Rich folks behaving badly… Taylor Swift, Blake Shelton, and Jay-Z are just a few of the celebrities being called out for the climate impacts of their private jet use – and their lame excuses – reports Laura Snapes at the Guardian…

… and some responsibly. Coldplay, Billie Eilish, and Harry Styles are among the musicians making climate pledges and working with organizations such as REVERB to make the music business more sustainable. By Ta’Leah Van Sistine at The Washington Post…

Harm’s Way. With disasters on the rise, more Americans need help relocating to safer ground, but the government support infrastructure is weak and broadly unresponsive, according to a new investigation. By Alex Lubben, Julia Shipley, Zak Cassel, and Olga Loginova, for the Center for Public Integrity, with Columbia Journalism Investigations…

Via Twitter

Laura Tobin, aTV weather forecaster for Good Morning Britain, linked the record-breaking extreme heat that blasted England last month to climate change. Climate deniers lashed out, and she wasn’t the only meteorologist targeted, the Guardian reported.

But Tobin was doing her job: reporting the truth. In fact, a new attribution study finds that climate change made the UK heatwave at least 10 times more likely and a few degrees hotter. Here’s Tobin’s tweet:
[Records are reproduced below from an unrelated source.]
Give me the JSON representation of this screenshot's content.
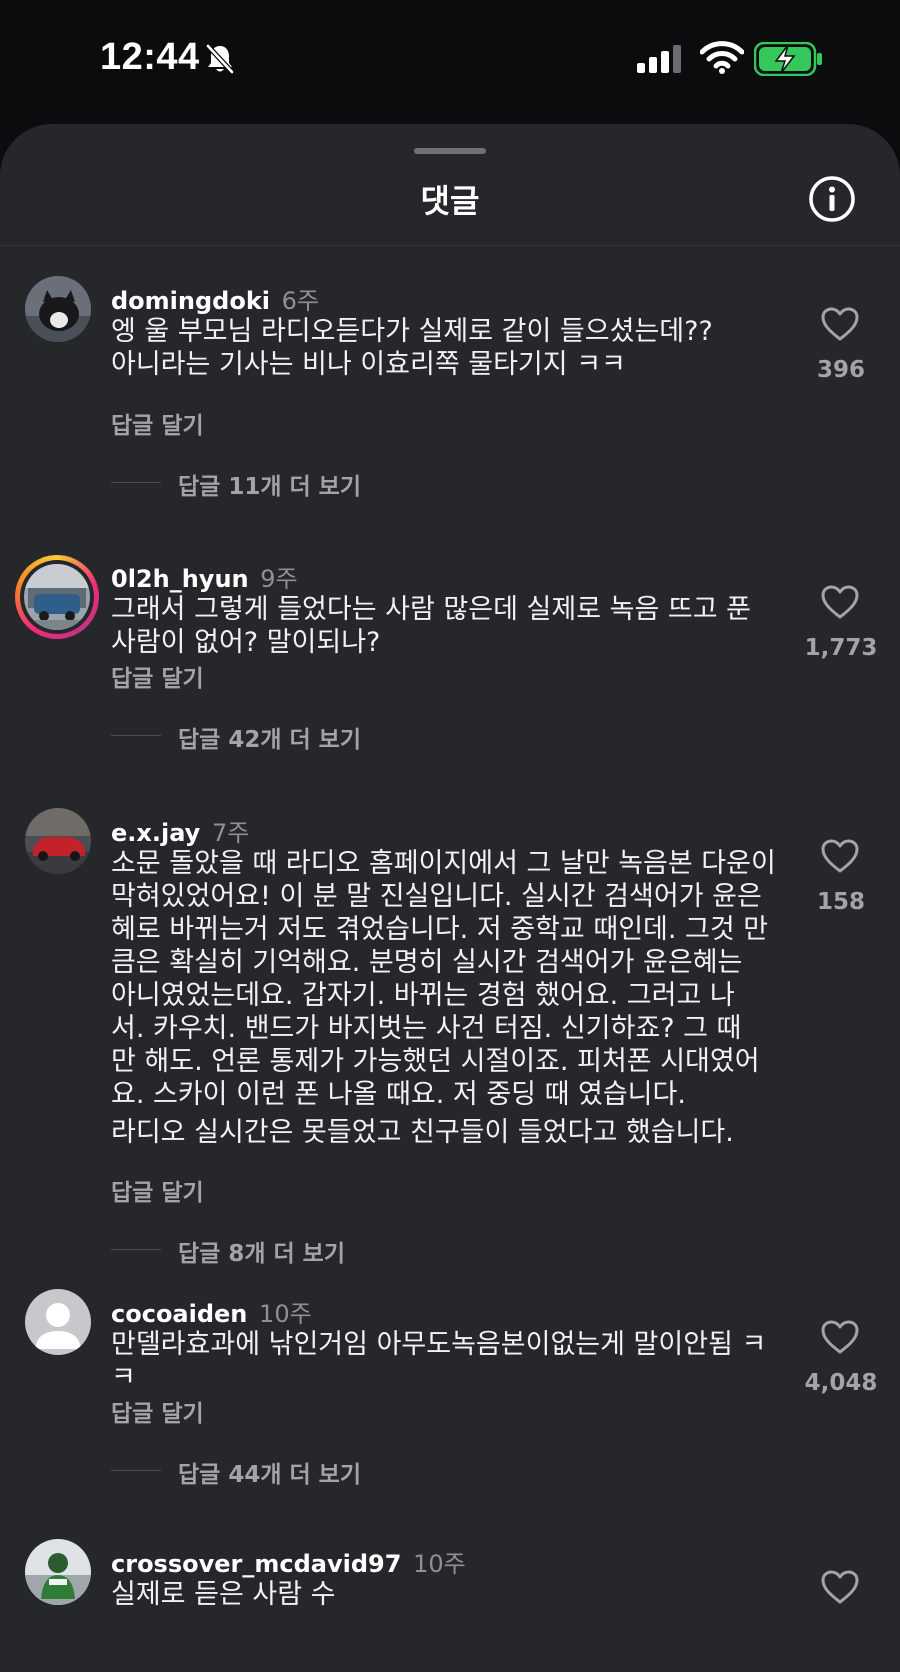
{
  "status_bar": {
    "time": "12:44",
    "icons": [
      "bell-slash-icon",
      "signal-icon",
      "wifi-icon",
      "battery-charging-icon"
    ]
  },
  "sheet": {
    "title": "댓글",
    "info_icon": "info-icon"
  },
  "comments": [
    {
      "username": "domingdoki",
      "time_ago": "6주",
      "text": "엥 울 부모님 라디오듣다가 실제로 같이 들으셨는데??\n아니라는 기사는 비나 이효리쪽 물타기지 ㅋㅋ",
      "reply_label": "답글 달기",
      "view_replies_label": "답글 11개 더 보기",
      "likes": "396"
    },
    {
      "username": "0l2h_hyun",
      "time_ago": "9주",
      "text": "그래서 그렇게 들었다는 사람 많은데 실제로 녹음 뜨고 푼\n사람이 없어? 말이되나?",
      "reply_label": "답글 달기",
      "view_replies_label": "답글 42개 더 보기",
      "likes": "1,773"
    },
    {
      "username": "e.x.jay",
      "time_ago": "7주",
      "text": "소문 돌았을 때 라디오 홈페이지에서 그 날만 녹음본 다운이\n막혀있었어요! 이 분 말 진실입니다. 실시간 검색어가 윤은\n혜로 바뀌는거 저도 겪었습니다. 저 중학교 때인데. 그것 만\n큼은 확실히 기억해요. 분명히 실시간 검색어가 윤은혜는\n아니였었는데요. 갑자기. 바뀌는 경험 했어요.  그러고 나\n서. 카우치. 밴드가 바지벗는 사건 터짐.  신기하죠?  그 때\n만 해도. 언론 통제가 가능했던 시절이죠.  피처폰 시대였어\n요. 스카이 이런 폰 나올 때요. 저 중딩 때 였습니다.",
      "text_extra": "라디오 실시간은 못들었고 친구들이 들었다고 했습니다.",
      "reply_label": "답글 달기",
      "view_replies_label": "답글 8개 더 보기",
      "likes": "158"
    },
    {
      "username": "cocoaiden",
      "time_ago": "10주",
      "text": "만델라효과에 낚인거임 아무도녹음본이없는게 말이안됨 ㅋ\nㅋ",
      "reply_label": "답글 달기",
      "view_replies_label": "답글 44개 더 보기",
      "likes": "4,048"
    },
    {
      "username": "crossover_mcdavid97",
      "time_ago": "10주",
      "text": "실제로 듣은 사람 수"
    }
  ],
  "colors": {
    "sheet_bg": "#25272b",
    "text_primary": "#f2f2f2",
    "text_secondary": "#a2a4a9",
    "battery_green": "#34c759"
  }
}
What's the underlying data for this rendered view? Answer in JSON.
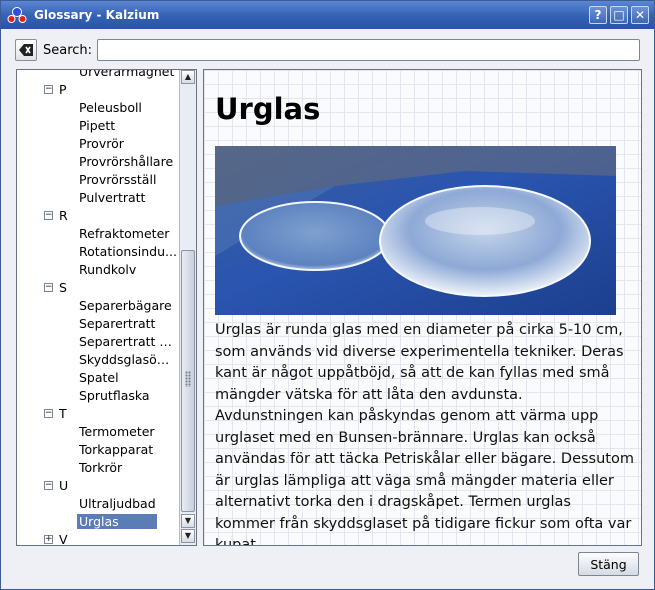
{
  "window": {
    "title": "Glossary - Kalzium"
  },
  "titlebar_buttons": {
    "help": "?",
    "maximize": "□",
    "close": "✕"
  },
  "search": {
    "label": "Search:",
    "value": "",
    "placeholder": ""
  },
  "tree": {
    "partial_top": "Urverarmagnet",
    "groups": [
      {
        "letter": "P",
        "expander": "−",
        "items": [
          "Peleusboll",
          "Pipett",
          "Provrör",
          "Provrörshållare",
          "Provrörsställ",
          "Pulvertratt"
        ]
      },
      {
        "letter": "R",
        "expander": "−",
        "items": [
          "Refraktometer",
          "Rotationsindu...",
          "Rundkolv"
        ]
      },
      {
        "letter": "S",
        "expander": "−",
        "items": [
          "Separerbägare",
          "Separertratt",
          "Separertratt m...",
          "Skyddsglasögon",
          "Spatel",
          "Sprutflaska"
        ]
      },
      {
        "letter": "T",
        "expander": "−",
        "items": [
          "Termometer",
          "Torkapparat",
          "Torkrör"
        ]
      },
      {
        "letter": "U",
        "expander": "−",
        "items": [
          "Ultraljudbad",
          "Urglas"
        ]
      },
      {
        "letter": "V",
        "expander": "+",
        "items": []
      }
    ],
    "selected": "Urglas"
  },
  "article": {
    "title": "Urglas",
    "body": "Urglas är runda glas med en diameter på cirka 5-10 cm, som används vid diverse experimentella tekniker. Deras kant är något uppåtböjd, så att de kan fyllas med små mängder vätska för att låta den avdunsta. Avdunstningen kan påskyndas genom att värma upp urglaset med en Bunsen-brännare. Urglas kan också användas för att täcka Petriskålar eller bägare. Dessutom är urglas lämpliga att väga små mängder materia eller alternativt torka den i dragskåpet. Termen urglas kommer från skyddsglaset på tidigare fickur som ofta var kupat."
  },
  "footer": {
    "close_label": "Stäng"
  },
  "colors": {
    "titlebar": "#3361b3",
    "selection": "#5a7db5",
    "window_bg": "#eef0f5"
  }
}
Free to republish

The following stories deserve special consideration for republication by CCNow partners:

For partner outlets: The full list of stories available for republication and instructions to do so can be found in our Sharing Library. To submit stories for sharing, please use this form.

Resources & events

Overview. The BlueGreen Alliance, a group of labor unions and environmental organizations, has produced a detailed breakdown of climate, energy, and environmental justice investments in the Inflation Reduction Act, here. There’s also a side-by-side comparison with the ​​Build Back Better Act, here.

Escalating youth activism. Going beyond marches, young climate activists under the “End Fossil: Occupy!” banner plan to occupy hundreds of schools and universities globally this fall to challenge still fossil fuel-reliant economies.

Industry news. “As climate journalists keep reporting on broken pledges and indifferent politicians, many could experience paralysing guilt,” write Katherine Dunn and Diego Arguedas Ortiz of the Oxford Climate Journalism Network. They share four takeaways about climate journalism after working with a cohort of 100 journalists from around the world.

Jobs, etc.

Jobs. The Texas Tribune has a position open for an environment reporter. Cabin Radio is hiring a climate science reporter. The Seattle Times needs a temporary environment reporter. And Mongabay is looking for freelance pitches on climate and environmental issues in Africa.

Fellowships. The Religion & Environment Story Project at Boston University is looking for 10 journalists to gather twice over the course of six months for on-the-job training designed to develop new ways of thinking about the climate crisis and the role played by religious individuals and institutions.

Contest. The Global Landscapes Forum is hosting “The Stories of Africa,” a youth storytelling contest that aims to amplify critical voices on topics such as food systems, land degradation, and youth initiatives from across the African continent.